Dataset rows for apps and sites:
• • • •

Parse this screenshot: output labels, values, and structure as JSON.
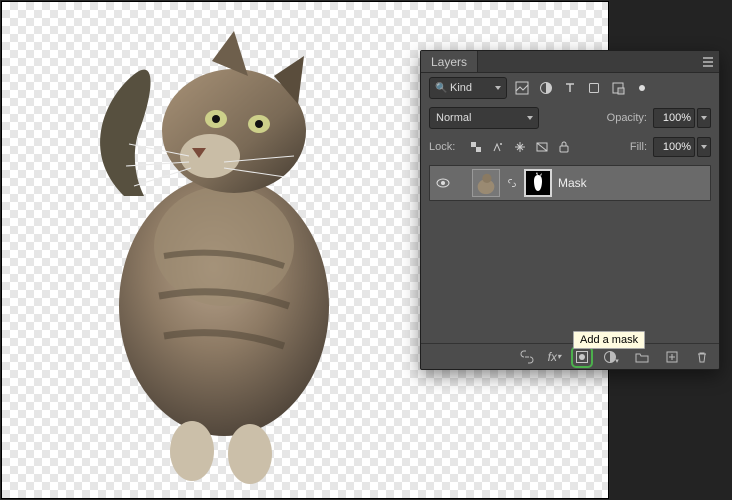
{
  "panel": {
    "title": "Layers",
    "filter": {
      "kind": "Kind"
    },
    "blend_mode": "Normal",
    "opacity_label": "Opacity:",
    "opacity_value": "100%",
    "lock_label": "Lock:",
    "fill_label": "Fill:",
    "fill_value": "100%",
    "layers": [
      {
        "name": "Mask",
        "visible": true
      }
    ],
    "tooltip": "Add a mask",
    "footer_icons": [
      "link",
      "fx",
      "add-mask",
      "adjustment",
      "group",
      "new-layer",
      "trash"
    ],
    "filter_icons": [
      "image",
      "adjustment",
      "type",
      "shape",
      "smart-object",
      "artboard"
    ],
    "lock_icons": [
      "transparency",
      "brush",
      "move",
      "artboard",
      "all"
    ]
  }
}
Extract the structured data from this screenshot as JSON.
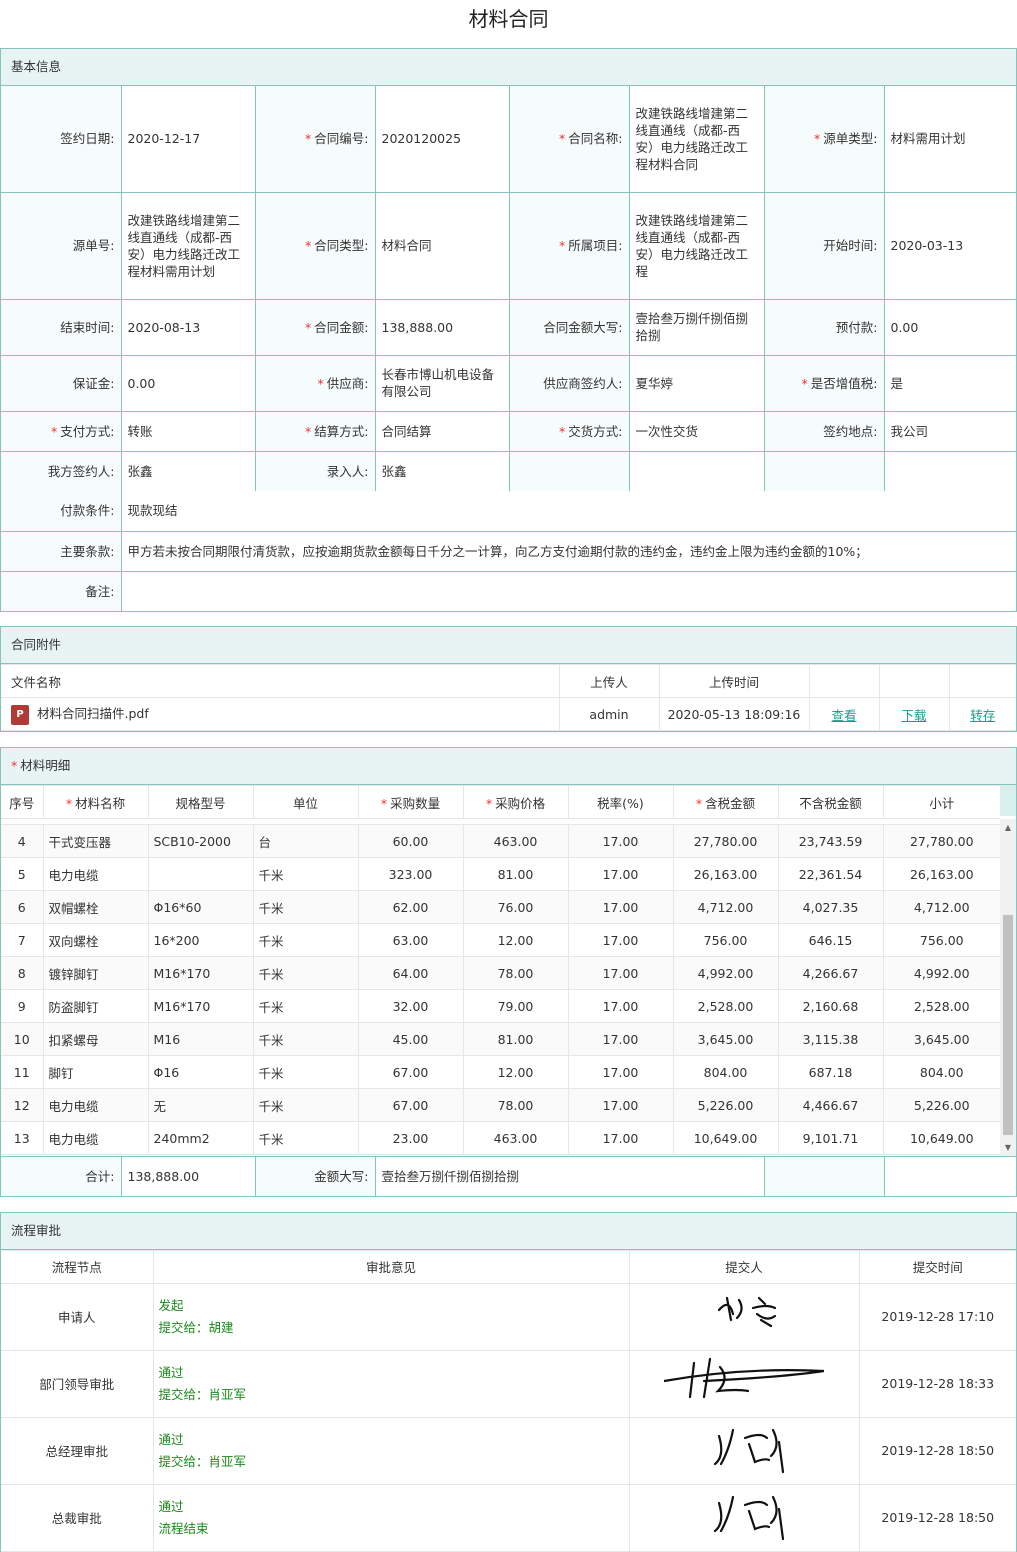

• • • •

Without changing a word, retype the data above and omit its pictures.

EXERCISE RESPONSE:
Parse this screenshot: output labels, values, and structure as JSON.
{
  "panel": {
    "title": "Layers",
    "filter": {
      "kind": "Kind"
    },
    "blend_mode": "Normal",
    "opacity_label": "Opacity:",
    "opacity_value": "100%",
    "lock_label": "Lock:",
    "fill_label": "Fill:",
    "fill_value": "100%",
    "layers": [
      {
        "name": "Mask",
        "visible": true
      }
    ],
    "tooltip": "Add a mask",
    "footer_icons": [
      "link",
      "fx",
      "add-mask",
      "adjustment",
      "group",
      "new-layer",
      "trash"
    ],
    "filter_icons": [
      "image",
      "adjustment",
      "type",
      "shape",
      "smart-object",
      "artboard"
    ],
    "lock_icons": [
      "transparency",
      "brush",
      "move",
      "artboard",
      "all"
    ]
  }
}
Extract the structured data from this screenshot as JSON.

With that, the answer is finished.